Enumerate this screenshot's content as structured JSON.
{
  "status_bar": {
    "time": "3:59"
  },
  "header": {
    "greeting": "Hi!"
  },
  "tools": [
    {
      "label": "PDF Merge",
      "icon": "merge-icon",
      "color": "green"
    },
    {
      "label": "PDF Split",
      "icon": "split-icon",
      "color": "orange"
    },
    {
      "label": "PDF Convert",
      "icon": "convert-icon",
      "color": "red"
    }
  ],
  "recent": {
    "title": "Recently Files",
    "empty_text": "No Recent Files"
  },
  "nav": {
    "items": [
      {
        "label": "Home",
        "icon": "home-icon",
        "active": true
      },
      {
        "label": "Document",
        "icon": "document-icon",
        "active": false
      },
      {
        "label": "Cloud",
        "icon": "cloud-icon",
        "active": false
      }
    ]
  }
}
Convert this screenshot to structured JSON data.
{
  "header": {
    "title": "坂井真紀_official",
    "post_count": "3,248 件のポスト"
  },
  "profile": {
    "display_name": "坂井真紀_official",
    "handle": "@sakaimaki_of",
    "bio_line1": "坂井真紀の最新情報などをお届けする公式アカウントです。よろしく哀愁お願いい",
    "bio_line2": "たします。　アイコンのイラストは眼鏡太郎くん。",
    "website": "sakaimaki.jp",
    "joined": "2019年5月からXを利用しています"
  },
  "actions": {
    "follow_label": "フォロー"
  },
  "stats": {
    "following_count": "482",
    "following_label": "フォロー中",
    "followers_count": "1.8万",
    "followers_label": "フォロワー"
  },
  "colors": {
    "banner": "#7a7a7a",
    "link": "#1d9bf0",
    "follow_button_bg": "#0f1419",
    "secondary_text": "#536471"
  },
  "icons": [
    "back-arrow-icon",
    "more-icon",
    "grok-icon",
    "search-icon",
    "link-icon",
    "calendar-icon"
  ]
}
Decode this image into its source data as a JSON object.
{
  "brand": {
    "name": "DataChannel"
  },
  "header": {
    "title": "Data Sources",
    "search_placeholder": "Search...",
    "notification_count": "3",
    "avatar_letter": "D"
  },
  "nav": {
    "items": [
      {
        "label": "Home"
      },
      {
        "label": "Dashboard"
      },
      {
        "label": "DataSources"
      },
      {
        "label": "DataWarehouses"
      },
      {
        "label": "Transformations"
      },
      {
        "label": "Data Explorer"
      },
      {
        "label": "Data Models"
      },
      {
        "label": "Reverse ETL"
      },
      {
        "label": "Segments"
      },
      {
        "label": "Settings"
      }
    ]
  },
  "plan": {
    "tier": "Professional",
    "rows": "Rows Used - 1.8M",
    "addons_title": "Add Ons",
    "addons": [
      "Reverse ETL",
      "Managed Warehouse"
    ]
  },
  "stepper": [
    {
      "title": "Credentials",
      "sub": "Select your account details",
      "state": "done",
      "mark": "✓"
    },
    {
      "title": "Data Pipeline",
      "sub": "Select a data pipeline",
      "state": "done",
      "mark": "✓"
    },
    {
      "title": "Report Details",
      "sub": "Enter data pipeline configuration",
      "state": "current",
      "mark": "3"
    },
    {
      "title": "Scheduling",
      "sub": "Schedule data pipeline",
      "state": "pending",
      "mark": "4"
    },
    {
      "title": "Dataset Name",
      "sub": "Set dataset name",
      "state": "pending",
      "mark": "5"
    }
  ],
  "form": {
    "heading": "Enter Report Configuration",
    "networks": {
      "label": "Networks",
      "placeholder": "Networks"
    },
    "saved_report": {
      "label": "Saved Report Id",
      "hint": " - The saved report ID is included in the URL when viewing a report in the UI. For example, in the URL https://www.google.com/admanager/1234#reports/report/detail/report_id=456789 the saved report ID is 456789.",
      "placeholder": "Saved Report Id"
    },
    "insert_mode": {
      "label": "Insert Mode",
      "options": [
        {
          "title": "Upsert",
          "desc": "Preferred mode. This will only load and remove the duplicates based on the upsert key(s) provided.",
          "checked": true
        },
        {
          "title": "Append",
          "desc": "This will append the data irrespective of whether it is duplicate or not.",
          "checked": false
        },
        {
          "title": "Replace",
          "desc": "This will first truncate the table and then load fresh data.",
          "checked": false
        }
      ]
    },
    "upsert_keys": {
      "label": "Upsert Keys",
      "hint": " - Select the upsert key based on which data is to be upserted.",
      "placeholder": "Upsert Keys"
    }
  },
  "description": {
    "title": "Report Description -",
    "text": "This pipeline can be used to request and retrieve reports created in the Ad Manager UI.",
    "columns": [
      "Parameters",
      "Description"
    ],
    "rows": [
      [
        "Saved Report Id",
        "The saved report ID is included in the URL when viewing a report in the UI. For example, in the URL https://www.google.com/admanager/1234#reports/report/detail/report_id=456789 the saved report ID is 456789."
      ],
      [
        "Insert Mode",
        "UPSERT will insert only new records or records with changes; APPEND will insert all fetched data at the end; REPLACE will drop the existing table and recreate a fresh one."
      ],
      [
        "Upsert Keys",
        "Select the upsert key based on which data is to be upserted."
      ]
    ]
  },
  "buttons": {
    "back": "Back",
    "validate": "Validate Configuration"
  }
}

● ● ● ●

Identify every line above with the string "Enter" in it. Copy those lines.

      "sub": "Enter data pipeline configuration",
    "heading": "Enter Report Configuration",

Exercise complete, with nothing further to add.